[Website and app data records]

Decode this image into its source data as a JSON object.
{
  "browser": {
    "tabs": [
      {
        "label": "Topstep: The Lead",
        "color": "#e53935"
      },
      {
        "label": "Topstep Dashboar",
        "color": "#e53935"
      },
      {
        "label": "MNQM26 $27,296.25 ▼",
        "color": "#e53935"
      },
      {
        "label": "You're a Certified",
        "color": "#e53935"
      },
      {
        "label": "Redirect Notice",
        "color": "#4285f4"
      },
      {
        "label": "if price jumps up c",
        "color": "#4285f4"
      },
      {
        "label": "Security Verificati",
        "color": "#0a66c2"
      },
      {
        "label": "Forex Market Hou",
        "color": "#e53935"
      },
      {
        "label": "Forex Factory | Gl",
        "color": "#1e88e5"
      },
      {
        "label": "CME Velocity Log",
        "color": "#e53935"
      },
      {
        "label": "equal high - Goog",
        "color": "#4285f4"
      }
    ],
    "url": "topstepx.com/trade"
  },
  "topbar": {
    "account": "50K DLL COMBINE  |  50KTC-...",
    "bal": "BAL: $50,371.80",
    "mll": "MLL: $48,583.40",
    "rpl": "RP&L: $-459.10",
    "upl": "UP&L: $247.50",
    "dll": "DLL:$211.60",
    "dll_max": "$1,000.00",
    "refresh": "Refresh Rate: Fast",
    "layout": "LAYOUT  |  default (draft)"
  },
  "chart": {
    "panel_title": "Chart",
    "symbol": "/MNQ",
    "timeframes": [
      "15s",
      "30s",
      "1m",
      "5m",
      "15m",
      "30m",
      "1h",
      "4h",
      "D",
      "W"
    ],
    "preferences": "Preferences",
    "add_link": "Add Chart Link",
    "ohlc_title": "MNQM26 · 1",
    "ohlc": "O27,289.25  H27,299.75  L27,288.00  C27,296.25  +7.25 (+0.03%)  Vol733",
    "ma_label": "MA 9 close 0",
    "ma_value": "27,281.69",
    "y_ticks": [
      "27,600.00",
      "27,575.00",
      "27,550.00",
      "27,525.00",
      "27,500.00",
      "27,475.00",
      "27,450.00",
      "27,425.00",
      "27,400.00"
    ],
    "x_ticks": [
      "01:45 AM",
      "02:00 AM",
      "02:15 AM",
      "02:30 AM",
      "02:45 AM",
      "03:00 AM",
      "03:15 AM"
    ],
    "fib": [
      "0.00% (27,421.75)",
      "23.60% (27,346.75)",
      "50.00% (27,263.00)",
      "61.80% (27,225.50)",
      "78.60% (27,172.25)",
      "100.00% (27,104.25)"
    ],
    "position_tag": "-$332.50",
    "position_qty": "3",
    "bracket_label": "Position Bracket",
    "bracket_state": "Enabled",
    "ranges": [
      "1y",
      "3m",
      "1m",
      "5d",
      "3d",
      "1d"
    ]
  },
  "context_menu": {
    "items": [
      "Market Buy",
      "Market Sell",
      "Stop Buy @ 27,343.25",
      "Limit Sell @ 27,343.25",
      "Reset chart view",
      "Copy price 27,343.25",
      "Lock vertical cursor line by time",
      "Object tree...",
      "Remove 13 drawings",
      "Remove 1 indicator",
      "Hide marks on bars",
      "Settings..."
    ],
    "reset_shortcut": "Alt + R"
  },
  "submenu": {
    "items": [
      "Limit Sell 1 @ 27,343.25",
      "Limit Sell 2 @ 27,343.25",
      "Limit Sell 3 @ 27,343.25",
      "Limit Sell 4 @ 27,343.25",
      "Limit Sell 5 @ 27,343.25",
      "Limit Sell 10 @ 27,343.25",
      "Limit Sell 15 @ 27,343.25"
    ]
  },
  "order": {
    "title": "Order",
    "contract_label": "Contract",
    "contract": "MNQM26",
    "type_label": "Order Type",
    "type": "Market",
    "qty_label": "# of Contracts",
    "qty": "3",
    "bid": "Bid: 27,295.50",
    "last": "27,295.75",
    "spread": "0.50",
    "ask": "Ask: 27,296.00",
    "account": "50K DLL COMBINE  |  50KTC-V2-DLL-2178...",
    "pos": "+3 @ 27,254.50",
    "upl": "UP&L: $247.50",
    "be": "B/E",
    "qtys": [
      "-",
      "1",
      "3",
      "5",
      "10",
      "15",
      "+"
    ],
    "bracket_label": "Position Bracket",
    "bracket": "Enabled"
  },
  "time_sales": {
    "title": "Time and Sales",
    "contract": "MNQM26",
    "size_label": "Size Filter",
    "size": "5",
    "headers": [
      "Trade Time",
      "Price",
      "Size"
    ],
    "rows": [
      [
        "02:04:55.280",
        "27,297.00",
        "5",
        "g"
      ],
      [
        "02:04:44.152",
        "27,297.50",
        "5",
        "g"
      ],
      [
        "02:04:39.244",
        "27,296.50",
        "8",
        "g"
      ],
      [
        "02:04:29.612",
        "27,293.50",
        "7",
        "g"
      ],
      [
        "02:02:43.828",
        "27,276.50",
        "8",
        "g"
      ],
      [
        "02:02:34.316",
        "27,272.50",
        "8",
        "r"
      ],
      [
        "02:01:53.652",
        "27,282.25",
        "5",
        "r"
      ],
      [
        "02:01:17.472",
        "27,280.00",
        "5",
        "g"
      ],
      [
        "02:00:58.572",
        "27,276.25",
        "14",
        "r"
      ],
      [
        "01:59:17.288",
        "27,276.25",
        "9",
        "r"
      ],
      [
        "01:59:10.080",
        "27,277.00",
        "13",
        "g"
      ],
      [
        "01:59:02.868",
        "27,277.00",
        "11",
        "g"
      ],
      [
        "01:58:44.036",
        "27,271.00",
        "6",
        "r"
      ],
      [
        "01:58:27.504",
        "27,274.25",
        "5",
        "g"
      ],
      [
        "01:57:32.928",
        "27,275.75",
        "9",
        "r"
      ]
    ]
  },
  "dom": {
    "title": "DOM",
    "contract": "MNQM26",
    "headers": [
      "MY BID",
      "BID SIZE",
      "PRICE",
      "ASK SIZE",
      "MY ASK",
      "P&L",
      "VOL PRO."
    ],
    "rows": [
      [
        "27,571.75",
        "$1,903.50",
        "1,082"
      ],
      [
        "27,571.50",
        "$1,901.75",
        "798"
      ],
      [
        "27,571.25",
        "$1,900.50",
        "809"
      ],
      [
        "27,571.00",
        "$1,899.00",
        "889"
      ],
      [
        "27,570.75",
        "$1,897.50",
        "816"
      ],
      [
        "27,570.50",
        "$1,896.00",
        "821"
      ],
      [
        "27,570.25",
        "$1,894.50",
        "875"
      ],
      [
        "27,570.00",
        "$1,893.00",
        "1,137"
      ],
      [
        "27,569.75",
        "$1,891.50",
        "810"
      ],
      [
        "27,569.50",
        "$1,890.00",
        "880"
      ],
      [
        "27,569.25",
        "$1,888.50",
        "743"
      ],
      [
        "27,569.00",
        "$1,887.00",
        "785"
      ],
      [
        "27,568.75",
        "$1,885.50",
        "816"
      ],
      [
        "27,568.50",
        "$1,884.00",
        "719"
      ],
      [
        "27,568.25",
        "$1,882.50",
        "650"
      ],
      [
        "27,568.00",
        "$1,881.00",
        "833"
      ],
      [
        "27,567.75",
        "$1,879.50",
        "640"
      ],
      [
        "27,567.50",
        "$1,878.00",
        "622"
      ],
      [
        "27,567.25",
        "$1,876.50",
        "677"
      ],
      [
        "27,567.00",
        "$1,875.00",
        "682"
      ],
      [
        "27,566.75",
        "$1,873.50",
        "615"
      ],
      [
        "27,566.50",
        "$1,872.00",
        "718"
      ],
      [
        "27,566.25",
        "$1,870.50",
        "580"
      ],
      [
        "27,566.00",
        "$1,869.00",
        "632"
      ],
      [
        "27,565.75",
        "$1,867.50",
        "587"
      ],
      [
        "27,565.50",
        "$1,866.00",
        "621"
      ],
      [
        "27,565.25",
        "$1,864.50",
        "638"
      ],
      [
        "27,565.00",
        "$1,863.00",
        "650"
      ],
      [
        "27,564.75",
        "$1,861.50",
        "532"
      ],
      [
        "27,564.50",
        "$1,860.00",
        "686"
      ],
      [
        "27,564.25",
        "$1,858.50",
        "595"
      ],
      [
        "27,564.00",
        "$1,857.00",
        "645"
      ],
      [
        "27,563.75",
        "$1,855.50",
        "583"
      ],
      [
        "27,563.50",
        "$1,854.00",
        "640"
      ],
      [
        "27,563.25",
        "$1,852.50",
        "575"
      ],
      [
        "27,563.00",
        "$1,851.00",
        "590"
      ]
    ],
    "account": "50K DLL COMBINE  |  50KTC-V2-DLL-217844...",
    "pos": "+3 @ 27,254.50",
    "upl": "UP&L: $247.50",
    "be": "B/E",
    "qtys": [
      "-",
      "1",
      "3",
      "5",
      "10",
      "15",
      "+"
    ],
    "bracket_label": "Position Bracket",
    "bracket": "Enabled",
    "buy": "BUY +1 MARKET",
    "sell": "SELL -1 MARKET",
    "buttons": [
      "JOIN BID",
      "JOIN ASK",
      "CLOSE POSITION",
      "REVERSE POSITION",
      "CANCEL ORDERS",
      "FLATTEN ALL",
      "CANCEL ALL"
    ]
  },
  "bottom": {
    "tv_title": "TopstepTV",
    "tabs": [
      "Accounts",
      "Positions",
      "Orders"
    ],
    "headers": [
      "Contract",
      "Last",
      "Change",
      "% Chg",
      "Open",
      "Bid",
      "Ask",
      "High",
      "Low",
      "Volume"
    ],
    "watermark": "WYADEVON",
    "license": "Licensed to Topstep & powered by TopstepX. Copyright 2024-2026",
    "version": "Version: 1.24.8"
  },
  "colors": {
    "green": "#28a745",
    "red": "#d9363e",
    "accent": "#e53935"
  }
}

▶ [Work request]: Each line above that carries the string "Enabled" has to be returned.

▶ [Exercise output]:
    "bracket_state": "Enabled",
    "bracket": "Enabled"
    "bracket": "Enabled",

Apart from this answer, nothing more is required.